» Problem to work on
Search the records for lines with the word "JSON" and copy each match.
******************************
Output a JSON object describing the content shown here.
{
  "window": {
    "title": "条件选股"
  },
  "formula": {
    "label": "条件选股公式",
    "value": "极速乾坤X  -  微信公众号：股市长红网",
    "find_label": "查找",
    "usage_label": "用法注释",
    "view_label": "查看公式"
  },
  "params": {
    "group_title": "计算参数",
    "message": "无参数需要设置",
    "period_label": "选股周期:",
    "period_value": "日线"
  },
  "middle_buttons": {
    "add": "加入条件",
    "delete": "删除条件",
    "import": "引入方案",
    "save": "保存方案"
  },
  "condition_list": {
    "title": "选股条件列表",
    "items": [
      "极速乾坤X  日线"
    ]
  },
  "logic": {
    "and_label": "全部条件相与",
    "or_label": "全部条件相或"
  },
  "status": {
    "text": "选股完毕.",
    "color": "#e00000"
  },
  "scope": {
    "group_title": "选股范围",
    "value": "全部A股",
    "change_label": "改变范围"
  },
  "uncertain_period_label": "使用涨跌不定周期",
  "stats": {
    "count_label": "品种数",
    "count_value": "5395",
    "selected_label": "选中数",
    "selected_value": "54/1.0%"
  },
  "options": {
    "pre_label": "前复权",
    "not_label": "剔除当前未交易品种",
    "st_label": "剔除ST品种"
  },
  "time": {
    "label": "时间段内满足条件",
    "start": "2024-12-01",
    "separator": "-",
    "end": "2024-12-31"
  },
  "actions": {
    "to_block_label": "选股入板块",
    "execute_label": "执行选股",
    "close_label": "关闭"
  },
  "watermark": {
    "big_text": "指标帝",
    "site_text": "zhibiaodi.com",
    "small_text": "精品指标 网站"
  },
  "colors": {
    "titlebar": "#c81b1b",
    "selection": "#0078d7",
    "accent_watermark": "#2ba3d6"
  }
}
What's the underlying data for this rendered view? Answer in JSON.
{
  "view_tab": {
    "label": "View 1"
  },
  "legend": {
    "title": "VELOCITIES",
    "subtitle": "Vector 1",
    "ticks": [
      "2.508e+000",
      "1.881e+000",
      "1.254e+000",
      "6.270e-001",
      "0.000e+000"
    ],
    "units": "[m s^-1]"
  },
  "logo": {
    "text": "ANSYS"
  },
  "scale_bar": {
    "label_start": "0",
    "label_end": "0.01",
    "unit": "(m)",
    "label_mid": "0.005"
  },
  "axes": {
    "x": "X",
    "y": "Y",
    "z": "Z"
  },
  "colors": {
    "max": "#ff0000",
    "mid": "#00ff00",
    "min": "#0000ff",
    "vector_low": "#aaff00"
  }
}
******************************
» Task solution
Output a JSON object describing the content shown here.
What's the underlying data for this rendered view? Answer in JSON.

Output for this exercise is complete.